USA Defense Paves Way To 94-51 Win Over Australia In U19 World Championship Action
-- Aussies Forced Into 23 Turnovers, U.S. To Face 5-0 Serbia Wednesday --
July 2, 2013 • Prague, Czech Republic
With the full-court, non-stop USA pressure defense again paving the way, the USA U19 World Championship Team steamrolled Australia (2-3) for a 94-51 victory and another dominating win in second-round play at the FIBA U19 World Championship for Men in Prague, Czech Republic.
Owning an unblemished 5-0 record, the USA will conclude second play facing also 5-0 Serbia in 2:15 p.m. EDT game that will determine the No. 1 Group F seed for the medal round quarterfinals, for which both teams have qualified.
While the USA defense pressured, chased and hounded the Aussies into 23 turnovers, and a chilly 32.8 shooting percentage, the U.S. also again featured a balanced offensive attack that scored 26 points off of turnovers.
Five U.S. players scored in double figures, led by Aaron Gordon (Archbishop Mitty H.S./San Jose, Calif.) who finished with 15 points and four rebounds. Montrezl Harrell (University of Louisville/Tarboro, N.C.) contributed 13 points and four boards; Jahlil Okafor (Whitney Young H.S./Chicago, Ill.) added 12 points; Marcus Smart (Oklahoma State University/Flower Mound, Texas) had 11 points and four assists; and Justise Winslow (St. Johns H.S./Houston, Texas), for the second consecutive night, earned a double-double, recording 10 points and 10 rebounds.
“I was obviously much more pleased with the way we started the game then we did against Brazil. Our guys came out with a lot more energy; certainly the difference in the game was our defense. We forced 18 turnovers in the first half, I thought we did a good job of guarding them from behind the 3-point line; we didn’t give up a lot of threes,” said USA and University of Florida mentor Billy Donovan. “In the second half I thought we came out to another good start. Really it was a good game … this was a little bit more of a complete game for us.”

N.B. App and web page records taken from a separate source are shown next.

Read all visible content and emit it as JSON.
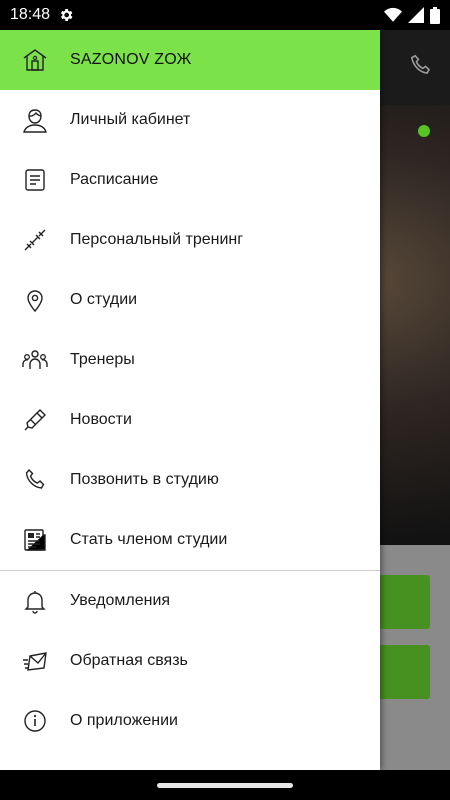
{
  "status_bar": {
    "time": "18:48"
  },
  "drawer": {
    "title": "SAZONOV ZОЖ",
    "header_color": "#7be24a",
    "items_top": [
      {
        "label": "Личный кабинет",
        "icon": "user-icon"
      },
      {
        "label": "Расписание",
        "icon": "schedule-icon"
      },
      {
        "label": "Персональный тренинг",
        "icon": "dumbbell-icon"
      },
      {
        "label": "О студии",
        "icon": "location-pin-icon"
      },
      {
        "label": "Тренеры",
        "icon": "trainers-icon"
      },
      {
        "label": "Новости",
        "icon": "news-icon"
      },
      {
        "label": "Позвонить в студию",
        "icon": "phone-icon"
      },
      {
        "label": "Стать членом студии",
        "icon": "membership-icon"
      }
    ],
    "items_bottom": [
      {
        "label": "Уведомления",
        "icon": "bell-icon"
      },
      {
        "label": "Обратная связь",
        "icon": "feedback-mail-icon"
      },
      {
        "label": "О приложении",
        "icon": "info-icon"
      }
    ]
  },
  "background": {
    "accent": "#58c322",
    "button_color": "#46911f"
  }
}
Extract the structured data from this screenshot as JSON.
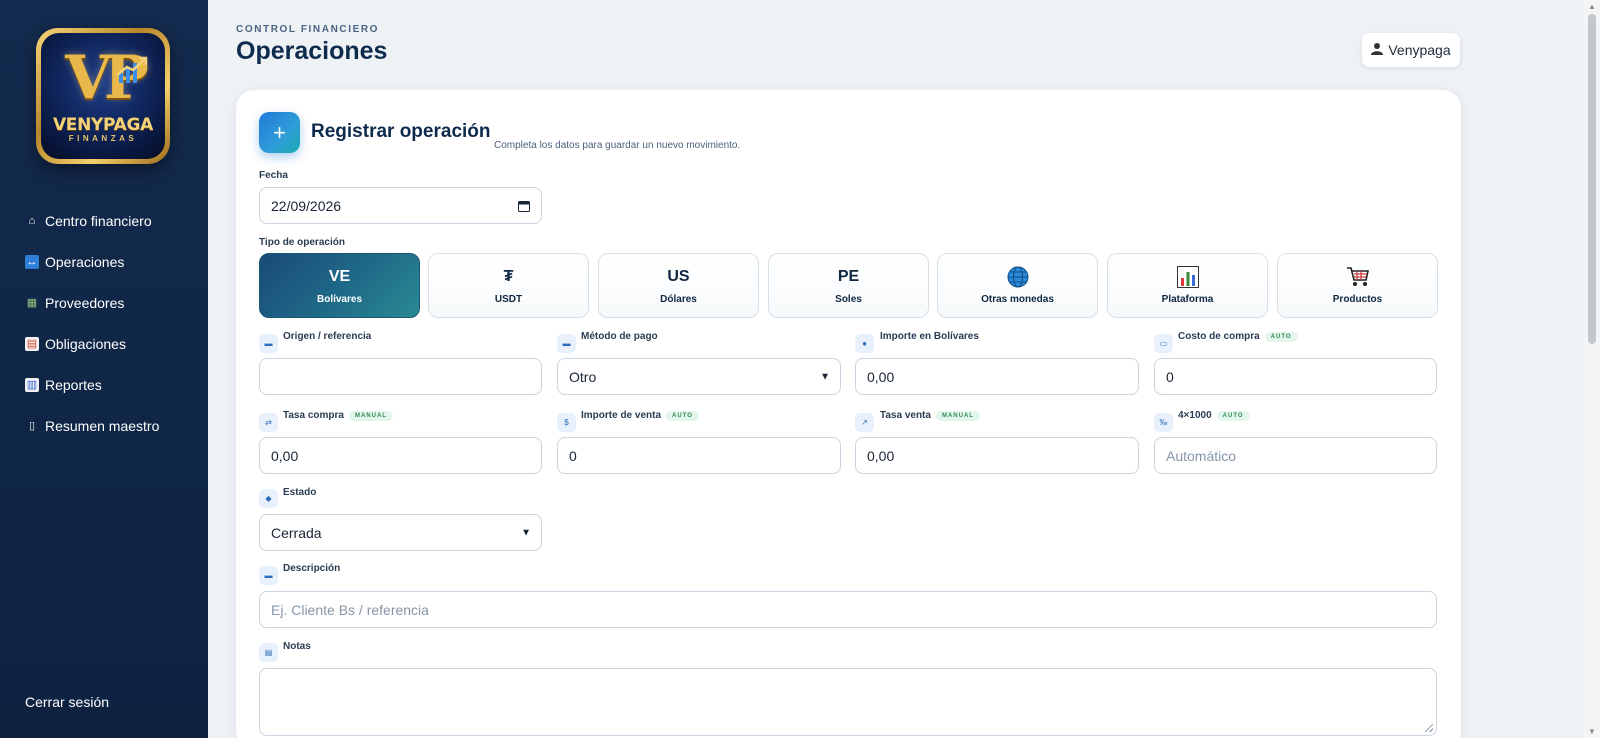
{
  "sidebar": {
    "logo": {
      "monogram": "VP",
      "brand": "VENYPAGA",
      "sub": "FINANZAS"
    },
    "items": [
      {
        "label": "Centro financiero",
        "icon": "home-icon",
        "glyph": "⌂",
        "color": "transparent"
      },
      {
        "label": "Operaciones",
        "icon": "swap-arrows-icon",
        "glyph": "↔",
        "color": "#2f7fd8"
      },
      {
        "label": "Proveedores",
        "icon": "buildings-icon",
        "glyph": "▦",
        "color": "#5a9a4a"
      },
      {
        "label": "Obligaciones",
        "icon": "calendar-icon",
        "glyph": "▤",
        "color": "#d84a3a"
      },
      {
        "label": "Reportes",
        "icon": "bar-chart-icon",
        "glyph": "▥",
        "color": "#3a6ad8"
      },
      {
        "label": "Resumen maestro",
        "icon": "document-icon",
        "glyph": "▯",
        "color": "#c8ced6"
      }
    ],
    "logout": "Cerrar sesión"
  },
  "header": {
    "eyebrow": "CONTROL FINANCIERO",
    "title": "Operaciones",
    "user": "Venypaga"
  },
  "form": {
    "title": "Registrar operación",
    "subtitle": "Completa los datos para guardar un nuevo movimiento.",
    "plus": "+",
    "date_label": "Fecha",
    "date_value": "22/09/2026",
    "type_label": "Tipo de operación",
    "types": [
      {
        "glyph": "VE",
        "label": "Bolívares",
        "active": true
      },
      {
        "glyph": "₮",
        "label": "USDT",
        "active": false
      },
      {
        "glyph": "US",
        "label": "Dólares",
        "active": false
      },
      {
        "glyph": "PE",
        "label": "Soles",
        "active": false
      },
      {
        "glyph": "🌐",
        "label": "Otras monedas",
        "active": false
      },
      {
        "glyph": "📊",
        "label": "Plataforma",
        "active": false
      },
      {
        "glyph": "🛒",
        "label": "Productos",
        "active": false
      }
    ],
    "origen_label": "Origen / referencia",
    "origen_value": "",
    "metodo_label": "Método de pago",
    "metodo_value": "Otro",
    "importe_bs_label": "Importe en Bolívares",
    "importe_bs_value": "0,00",
    "costo_label": "Costo de compra",
    "costo_badge": "AUTO",
    "costo_value": "0",
    "tasa_compra_label": "Tasa compra",
    "tasa_compra_badge": "MANUAL",
    "tasa_compra_value": "0,00",
    "importe_venta_label": "Importe de venta",
    "importe_venta_badge": "AUTO",
    "importe_venta_value": "0",
    "tasa_venta_label": "Tasa venta",
    "tasa_venta_badge": "MANUAL",
    "tasa_venta_value": "0,00",
    "impuesto_label": "4×1000",
    "impuesto_badge": "AUTO",
    "impuesto_placeholder": "Automático",
    "estado_label": "Estado",
    "estado_value": "Cerrada",
    "descripcion_label": "Descripción",
    "descripcion_placeholder": "Ej. Cliente Bs / referencia",
    "notas_label": "Notas"
  },
  "colors": {
    "sidebar": "#122a4c",
    "accent": "#1f7ad8",
    "active_tile": "#1f6a88"
  }
}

Australia managed to score nine points in the game’s opening 5:24 to keep pace with the U.S., but the Aussies accounted for just 11 more points over the course of the first half’s final 14:36 as the USA took full control.
Tied 9-9 with 4:36 left in the first quarter, Winslow slammed home two to help launch the Americans on a 15-3 run that saw the first quarter come to end with the U.S. leading 24-12. Gordon tallied six quick points in the game-deciding run and Nigel Williams-Goss (Findlay Prep/Happy Valley, Ore.) added four.

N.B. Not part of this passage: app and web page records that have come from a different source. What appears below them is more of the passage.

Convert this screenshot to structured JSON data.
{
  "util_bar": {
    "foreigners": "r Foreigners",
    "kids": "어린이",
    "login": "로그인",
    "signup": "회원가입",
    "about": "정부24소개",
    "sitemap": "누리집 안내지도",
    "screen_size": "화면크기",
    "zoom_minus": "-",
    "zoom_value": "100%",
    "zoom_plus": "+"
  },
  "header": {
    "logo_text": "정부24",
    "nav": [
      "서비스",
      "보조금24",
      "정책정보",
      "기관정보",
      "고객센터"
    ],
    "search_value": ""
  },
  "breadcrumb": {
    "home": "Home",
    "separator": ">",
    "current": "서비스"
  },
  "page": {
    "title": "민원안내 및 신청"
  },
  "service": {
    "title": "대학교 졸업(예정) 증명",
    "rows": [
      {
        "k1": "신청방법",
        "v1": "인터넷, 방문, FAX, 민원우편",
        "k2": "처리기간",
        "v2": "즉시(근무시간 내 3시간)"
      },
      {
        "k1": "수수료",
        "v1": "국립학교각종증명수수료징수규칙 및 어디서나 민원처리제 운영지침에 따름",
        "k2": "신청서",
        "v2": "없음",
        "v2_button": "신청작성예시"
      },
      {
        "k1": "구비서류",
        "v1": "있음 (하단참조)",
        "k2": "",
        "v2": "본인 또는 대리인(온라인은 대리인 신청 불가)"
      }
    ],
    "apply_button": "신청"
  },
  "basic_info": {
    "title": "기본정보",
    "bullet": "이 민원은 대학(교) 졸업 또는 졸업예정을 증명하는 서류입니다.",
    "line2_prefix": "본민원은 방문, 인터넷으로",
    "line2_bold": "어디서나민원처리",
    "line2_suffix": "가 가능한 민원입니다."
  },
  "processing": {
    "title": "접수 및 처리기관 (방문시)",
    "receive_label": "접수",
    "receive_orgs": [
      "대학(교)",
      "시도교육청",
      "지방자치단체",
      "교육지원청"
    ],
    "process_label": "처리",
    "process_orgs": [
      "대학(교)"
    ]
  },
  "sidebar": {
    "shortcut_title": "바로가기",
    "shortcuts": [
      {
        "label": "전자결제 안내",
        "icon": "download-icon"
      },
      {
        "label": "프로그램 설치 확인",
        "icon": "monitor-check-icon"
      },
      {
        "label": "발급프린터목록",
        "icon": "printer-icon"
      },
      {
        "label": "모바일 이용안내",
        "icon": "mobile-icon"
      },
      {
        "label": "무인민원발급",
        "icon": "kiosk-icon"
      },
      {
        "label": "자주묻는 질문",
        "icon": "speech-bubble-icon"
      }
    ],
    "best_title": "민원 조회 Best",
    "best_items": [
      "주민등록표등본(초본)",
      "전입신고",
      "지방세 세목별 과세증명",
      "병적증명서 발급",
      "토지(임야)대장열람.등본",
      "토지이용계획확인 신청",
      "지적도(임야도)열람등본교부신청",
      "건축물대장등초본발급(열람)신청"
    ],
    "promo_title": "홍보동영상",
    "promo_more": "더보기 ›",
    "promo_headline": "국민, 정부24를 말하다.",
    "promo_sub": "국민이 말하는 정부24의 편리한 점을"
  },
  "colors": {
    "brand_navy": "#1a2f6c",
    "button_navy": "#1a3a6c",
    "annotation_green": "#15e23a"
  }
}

USA's sprinting fast-break
“Finish,” said Gordon when asked what he was thinking when he entered the game and helped fuel the U.S. in its game-deciding run. “I was talking to coach Donovan earlier and I was telling him I need to get out of my own head and he said the one way to get out of your own head is to give relentless energy and go hard all the time and then everything else will take care of itself. So that’s what I came in and did. I just focused on giving energy to my team and playing as hard as I could.”
The U.S. kept the pedal to the medal in the second stanza as well. After opening up a 33-19 lead with 7:21 to go before half, the USA pounded in 22 consecutive points to take a 55-19 lead and blow the game wide open. Okafor and Smart were the big contributors in the devastating run, with Okafor scoring eight points and Smart adding seven.

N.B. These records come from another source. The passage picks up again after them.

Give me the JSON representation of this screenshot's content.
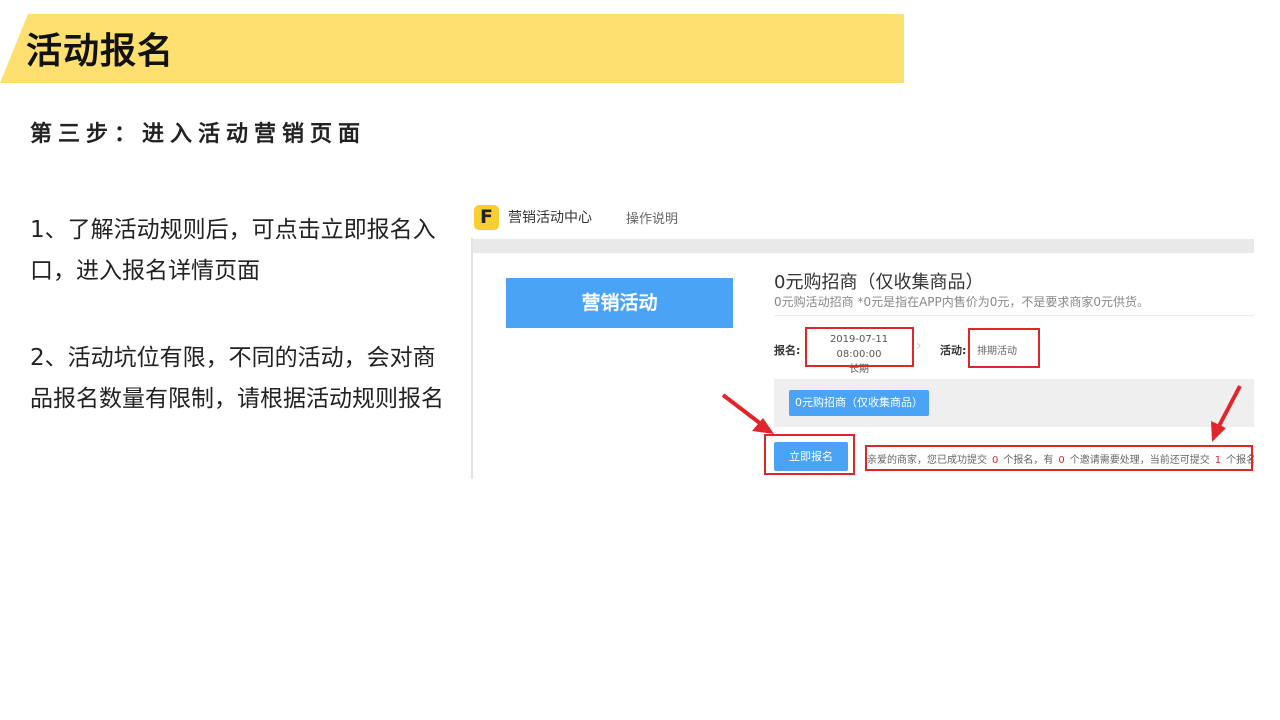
{
  "slide": {
    "title": "活动报名",
    "step": "第三步：进入活动营销页面",
    "paragraph1": "1、了解活动规则后，可点击立即报名入口，进入报名详情页面",
    "paragraph2": "2、活动坑位有限，不同的活动，会对商品报名数量有限制，请根据活动规则报名"
  },
  "screenshot": {
    "logo_letter": "F",
    "center_name": "营销活动中心",
    "help_link": "操作说明",
    "menu_button": "营销活动",
    "activity": {
      "title": "0元购招商（仅收集商品）",
      "description": "0元购活动招商 *0元是指在APP内售价为0元，不是要求商家0元供货。",
      "signup_label": "报名:",
      "signup_time": "2019-07-11 08:00:00",
      "signup_duration": "长期",
      "activity_label": "活动:",
      "activity_phase": "排期活动",
      "tab_label": "0元购招商（仅收集商品）",
      "signup_button": "立即报名"
    },
    "notice": {
      "part1": "亲爱的商家，您已成功提交",
      "submitted": "0",
      "part2": "个报名，有",
      "invites": "0",
      "part3": "个邀请需要处理，当前还可提交",
      "remaining": "1",
      "part4": "个报名"
    }
  },
  "colors": {
    "banner": "#fde06f",
    "accent_blue": "#4ba3f5",
    "highlight_red": "#e0262b",
    "logo_yellow": "#f8cf32"
  }
}
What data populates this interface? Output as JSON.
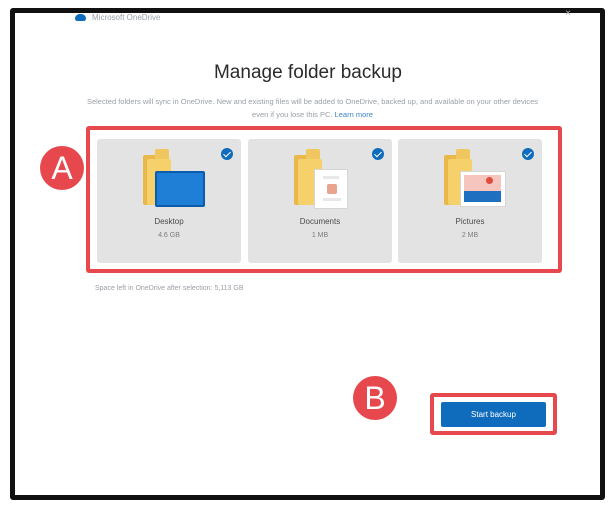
{
  "window": {
    "title": "Microsoft OneDrive",
    "close_glyph": "×"
  },
  "main": {
    "heading": "Manage folder backup",
    "description": "Selected folders will sync in OneDrive. New and existing files will be added to OneDrive, backed up, and available on your other devices even if you lose this PC.",
    "learn_more": "Learn more",
    "space_left": "Space left in OneDrive after selection: 5,113 GB",
    "folders": [
      {
        "label": "Desktop",
        "size": "4.6 GB",
        "icon": "desktop-folder-icon",
        "selected": true
      },
      {
        "label": "Documents",
        "size": "1 MB",
        "icon": "documents-folder-icon",
        "selected": true
      },
      {
        "label": "Pictures",
        "size": "2 MB",
        "icon": "pictures-folder-icon",
        "selected": true
      }
    ],
    "start_backup_label": "Start backup"
  },
  "annotations": {
    "a": "A",
    "b": "B",
    "highlight_color": "#e6484d"
  },
  "colors": {
    "accent": "#0f6cbd"
  }
}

Leading 55-20 at halftime, the U.S. outscored Australia 22-16 in the third quarter and posted a 17-15 scoring advantage in the fourth.
“Our defense,” answered Michael Frazier (University of Florida/Tampa, Fla.) when asked what fueled the USA runs. “We got up into them full court with defensive pressure; our press was very effective and we just forced turnovers the rest of the half so I think it was all defense, we made offense off our defense.”
In its first five games the USA offense is averaging 100.2 points a game, and has defeated its opponents by an average of 50.2 point per game. Holding opponents to 32.2 percent shooting, the U.S. “D” has forced opponents into 25.0 turnovers a game.
A little more then halfway through the tournament, Donovan has seen his team constantly improve.
“I think we’ve definitely gotten better and the biggest thing is dealing with the grind, the length of time of the tournament. This is a little bit different then some of these guys playing five games last year (FIBA Americas U18 Championship). We’ve already played five, play another one tomorrow, then the medal round starts so this is a little bit of a longer haul for our guys. I think our guys understand that this is a longer process when you play in a world championship.
“I think clearly they are one of the better teams here and I think our guys understand and realize this is going to be a great challenge for our team going against them,” remarked Donovan on the USA’s next opponent, Serbia. “We know we have a lot to get prepared for and we’re going against a team that has been together for awhile, plays really well together, is really good defensively and really puts you into a lot of binds defensively.”
Assisting Donovan with the 2013 USA U19 World Championship Team are Tony Bennett (University of Virginia) and Shaka Smart (Virginia Commonwealth University).